WHAT THE EXERCISE ASKS - Could you repeat every record below exactly as written?

[Records excerpted from a collection]
══════════════════════════════

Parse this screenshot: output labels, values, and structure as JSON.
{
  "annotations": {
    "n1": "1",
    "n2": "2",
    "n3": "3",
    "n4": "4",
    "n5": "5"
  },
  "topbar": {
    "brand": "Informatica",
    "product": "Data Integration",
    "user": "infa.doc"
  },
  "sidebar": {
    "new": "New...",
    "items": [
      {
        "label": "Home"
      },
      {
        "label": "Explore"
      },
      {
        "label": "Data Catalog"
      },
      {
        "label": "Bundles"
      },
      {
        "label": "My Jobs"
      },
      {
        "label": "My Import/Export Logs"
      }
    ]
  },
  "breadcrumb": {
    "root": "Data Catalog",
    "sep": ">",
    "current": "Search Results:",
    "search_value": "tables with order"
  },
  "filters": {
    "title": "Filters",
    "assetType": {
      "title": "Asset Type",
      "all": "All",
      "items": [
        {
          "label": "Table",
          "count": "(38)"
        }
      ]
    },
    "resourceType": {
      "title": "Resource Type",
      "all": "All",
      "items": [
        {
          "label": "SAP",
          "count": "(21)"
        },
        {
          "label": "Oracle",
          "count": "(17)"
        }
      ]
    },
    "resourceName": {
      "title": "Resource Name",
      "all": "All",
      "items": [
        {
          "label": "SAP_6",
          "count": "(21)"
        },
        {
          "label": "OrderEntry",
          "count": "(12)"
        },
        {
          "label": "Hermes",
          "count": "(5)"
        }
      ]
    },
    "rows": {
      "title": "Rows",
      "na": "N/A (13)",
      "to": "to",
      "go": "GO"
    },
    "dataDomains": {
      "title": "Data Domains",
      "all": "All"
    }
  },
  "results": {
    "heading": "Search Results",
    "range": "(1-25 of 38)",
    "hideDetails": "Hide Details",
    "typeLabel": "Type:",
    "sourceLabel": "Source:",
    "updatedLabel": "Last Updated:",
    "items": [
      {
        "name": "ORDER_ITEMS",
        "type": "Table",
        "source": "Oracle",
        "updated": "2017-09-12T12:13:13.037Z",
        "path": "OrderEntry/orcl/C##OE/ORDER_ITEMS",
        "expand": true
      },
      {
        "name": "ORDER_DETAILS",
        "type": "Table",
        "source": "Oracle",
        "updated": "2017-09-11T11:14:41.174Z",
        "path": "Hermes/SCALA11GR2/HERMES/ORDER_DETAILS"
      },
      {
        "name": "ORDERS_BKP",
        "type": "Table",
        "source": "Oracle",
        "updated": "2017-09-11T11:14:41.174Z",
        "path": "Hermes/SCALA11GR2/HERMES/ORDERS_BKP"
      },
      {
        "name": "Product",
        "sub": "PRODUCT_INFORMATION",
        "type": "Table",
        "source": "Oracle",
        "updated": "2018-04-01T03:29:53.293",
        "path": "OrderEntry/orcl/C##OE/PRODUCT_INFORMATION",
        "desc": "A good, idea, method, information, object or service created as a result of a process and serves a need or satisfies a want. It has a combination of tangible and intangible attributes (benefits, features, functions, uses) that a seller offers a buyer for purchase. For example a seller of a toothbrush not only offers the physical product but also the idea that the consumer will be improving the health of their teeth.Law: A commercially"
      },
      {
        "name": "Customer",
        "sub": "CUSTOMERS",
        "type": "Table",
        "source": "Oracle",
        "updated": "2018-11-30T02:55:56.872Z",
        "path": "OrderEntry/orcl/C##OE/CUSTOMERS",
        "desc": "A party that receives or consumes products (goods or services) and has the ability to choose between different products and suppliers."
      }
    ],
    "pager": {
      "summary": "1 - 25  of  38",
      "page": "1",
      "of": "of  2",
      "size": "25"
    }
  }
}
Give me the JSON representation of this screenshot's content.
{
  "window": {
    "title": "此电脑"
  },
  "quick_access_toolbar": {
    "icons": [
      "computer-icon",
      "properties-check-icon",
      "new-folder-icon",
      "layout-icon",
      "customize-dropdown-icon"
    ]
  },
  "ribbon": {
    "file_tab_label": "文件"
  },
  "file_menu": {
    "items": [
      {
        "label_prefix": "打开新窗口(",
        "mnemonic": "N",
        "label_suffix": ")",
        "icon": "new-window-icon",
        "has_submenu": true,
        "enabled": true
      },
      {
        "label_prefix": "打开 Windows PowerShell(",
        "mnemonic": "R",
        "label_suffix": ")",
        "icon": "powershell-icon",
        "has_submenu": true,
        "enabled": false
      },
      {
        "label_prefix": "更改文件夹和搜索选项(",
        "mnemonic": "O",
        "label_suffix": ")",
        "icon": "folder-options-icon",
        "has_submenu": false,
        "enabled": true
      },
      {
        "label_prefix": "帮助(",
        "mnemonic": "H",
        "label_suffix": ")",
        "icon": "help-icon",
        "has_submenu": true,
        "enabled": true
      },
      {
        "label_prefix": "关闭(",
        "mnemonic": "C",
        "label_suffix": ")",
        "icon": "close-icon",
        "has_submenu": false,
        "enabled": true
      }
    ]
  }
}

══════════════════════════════

SOLUTION FOR THIS EXERCISE -
Parse this screenshot: output labels, values, and structure as JSON.
{
  "annotations": {
    "n1": "1",
    "n2": "2",
    "n3": "3",
    "n4": "4",
    "n5": "5"
  },
  "topbar": {
    "brand": "Informatica",
    "product": "Data Integration",
    "user": "infa.doc"
  },
  "sidebar": {
    "new": "New...",
    "items": [
      {
        "label": "Home"
      },
      {
        "label": "Explore"
      },
      {
        "label": "Data Catalog"
      },
      {
        "label": "Bundles"
      },
      {
        "label": "My Jobs"
      },
      {
        "label": "My Import/Export Logs"
      }
    ]
  },
  "breadcrumb": {
    "root": "Data Catalog",
    "sep": ">",
    "current": "Search Results:",
    "search_value": "tables with order"
  },
  "filters": {
    "title": "Filters",
    "assetType": {
      "title": "Asset Type",
      "all": "All",
      "items": [
        {
          "label": "Table",
          "count": "(38)"
        }
      ]
    },
    "resourceType": {
      "title": "Resource Type",
      "all": "All",
      "items": [
        {
          "label": "SAP",
          "count": "(21)"
        },
        {
          "label": "Oracle",
          "count": "(17)"
        }
      ]
    },
    "resourceName": {
      "title": "Resource Name",
      "all": "All",
      "items": [
        {
          "label": "SAP_6",
          "count": "(21)"
        },
        {
          "label": "OrderEntry",
          "count": "(12)"
        },
        {
          "label": "Hermes",
          "count": "(5)"
        }
      ]
    },
    "rows": {
      "title": "Rows",
      "na": "N/A (13)",
      "to": "to",
      "go": "GO"
    },
    "dataDomains": {
      "title": "Data Domains",
      "all": "All"
    }
  },
  "results": {
    "heading": "Search Results",
    "range": "(1-25 of 38)",
    "hideDetails": "Hide Details",
    "typeLabel": "Type:",
    "sourceLabel": "Source:",
    "updatedLabel": "Last Updated:",
    "items": [
      {
        "name": "ORDER_ITEMS",
        "type": "Table",
        "source": "Oracle",
        "updated": "2017-09-12T12:13:13.037Z",
        "path": "OrderEntry/orcl/C##OE/ORDER_ITEMS",
        "expand": true
      },
      {
        "name": "ORDER_DETAILS",
        "type": "Table",
        "source": "Oracle",
        "updated": "2017-09-11T11:14:41.174Z",
        "path": "Hermes/SCALA11GR2/HERMES/ORDER_DETAILS"
      },
      {
        "name": "ORDERS_BKP",
        "type": "Table",
        "source": "Oracle",
        "updated": "2017-09-11T11:14:41.174Z",
        "path": "Hermes/SCALA11GR2/HERMES/ORDERS_BKP"
      },
      {
        "name": "Product",
        "sub": "PRODUCT_INFORMATION",
        "type": "Table",
        "source": "Oracle",
        "updated": "2018-04-01T03:29:53.293",
        "path": "OrderEntry/orcl/C##OE/PRODUCT_INFORMATION",
        "desc": "A good, idea, method, information, object or service created as a result of a process and serves a need or satisfies a want. It has a combination of tangible and intangible attributes (benefits, features, functions, uses) that a seller offers a buyer for purchase. For example a seller of a toothbrush not only offers the physical product but also the idea that the consumer will be improving the health of their teeth.Law: A commercially"
      },
      {
        "name": "Customer",
        "sub": "CUSTOMERS",
        "type": "Table",
        "source": "Oracle",
        "updated": "2018-11-30T02:55:56.872Z",
        "path": "OrderEntry/orcl/C##OE/CUSTOMERS",
        "desc": "A party that receives or consumes products (goods or services) and has the ability to choose between different products and suppliers."
      }
    ],
    "pager": {
      "summary": "1 - 25  of  38",
      "page": "1",
      "of": "of  2",
      "size": "25"
    }
  }
}
Give me the JSON representation of this screenshot's content.
{
  "window": {
    "title": "此电脑"
  },
  "quick_access_toolbar": {
    "icons": [
      "computer-icon",
      "properties-check-icon",
      "new-folder-icon",
      "layout-icon",
      "customize-dropdown-icon"
    ]
  },
  "ribbon": {
    "file_tab_label": "文件"
  },
  "file_menu": {
    "items": [
      {
        "label_prefix": "打开新窗口(",
        "mnemonic": "N",
        "label_suffix": ")",
        "icon": "new-window-icon",
        "has_submenu": true,
        "enabled": true
      },
      {
        "label_prefix": "打开 Windows PowerShell(",
        "mnemonic": "R",
        "label_suffix": ")",
        "icon": "powershell-icon",
        "has_submenu": true,
        "enabled": false
      },
      {
        "label_prefix": "更改文件夹和搜索选项(",
        "mnemonic": "O",
        "label_suffix": ")",
        "icon": "folder-options-icon",
        "has_submenu": false,
        "enabled": true
      },
      {
        "label_prefix": "帮助(",
        "mnemonic": "H",
        "label_suffix": ")",
        "icon": "help-icon",
        "has_submenu": true,
        "enabled": true
      },
      {
        "label_prefix": "关闭(",
        "mnemonic": "C",
        "label_suffix": ")",
        "icon": "close-icon",
        "has_submenu": false,
        "enabled": true
      }
    ]
  }
}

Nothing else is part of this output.